Sign In / Sign Out
- ASU Home
- My ASU
- Colleges and Schools
- Map and Locations
Humans have depended on each other for thousands of years — gathering food, building shelters and fending off enemies. And even though cooperation has been around a long time, human group behavior is still poorly understood. Yet a richer understanding of how group behavior emerges from the actions of individuals, and how our social networks influence our decisions, is an important step in advancing future human endeavors.
Scientists from Arizona State University are beginning a new, four-year research project to study group decision-making. This research can be applied to a number of areas, such as military decision-making and how groups make decisions that affect drug abuse and obesity. With a $1.9 million grant from National Institutes of Health, School of Life Sciences professor Brian Smith and his research team will examine group behavior using bees and mathematical simulations. Professor Jürgen Gadau, also with the school, as well as two faculty members from University of California, San Diego, will serve as co-investigators.
According to Smith, honey bees provide an ideal model for analysis. Like humans, bees aren’t all identical and many differ in experience or genetic predispositions toward certain tasks. In addition, honey bees share the human capability of acting without anyone telling them exactly what to do, but they still act in a way that coordinates group activities.

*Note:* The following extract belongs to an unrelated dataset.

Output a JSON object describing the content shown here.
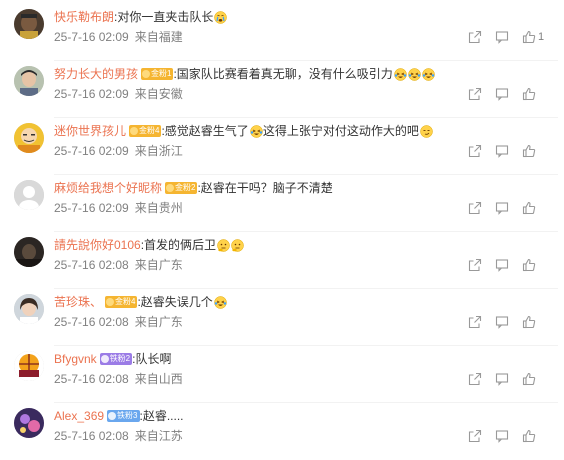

“There’s no one bee in command telling the other bees anything,” Smith said. “They just know how to do what they need to by looking at the information they get from each other and the information they experience.”
Those traits will help Smith’s research team analyze how leaderless groups cooperate to reach a common goal. Once that is understood, Smith said the data may show ways to improve how humans work together to ensure mutual well-being and survival.
“Humanity is good at making group decisions without a leader, but we want to understand what the process is,” Smith said. “Social networks can influence people in a lot of ways — from what they eat to how much they exercise. What this is all about is finding out how those groups function.”
As part of the experiment, the scientists will give colonies of bees different problems to overcome as a group. One example Smith gave was tasking bees with gathering food from multiple sources, which are spaced out at a variety of intervals.
By observing how the bees decide to divide up the labor — how many bees scout for new sources and how many gather food from sources they already know about — the team can construct a simulation to model that behavior.
The models will then provide new data, which will give Smith and his team guidance about what experiments to conduct next. Eventually, the back-and-forth between the model and experimentation will identify a larger picture that hopefully explains how a group of individuals can make decisions that lead to good health and continued survival.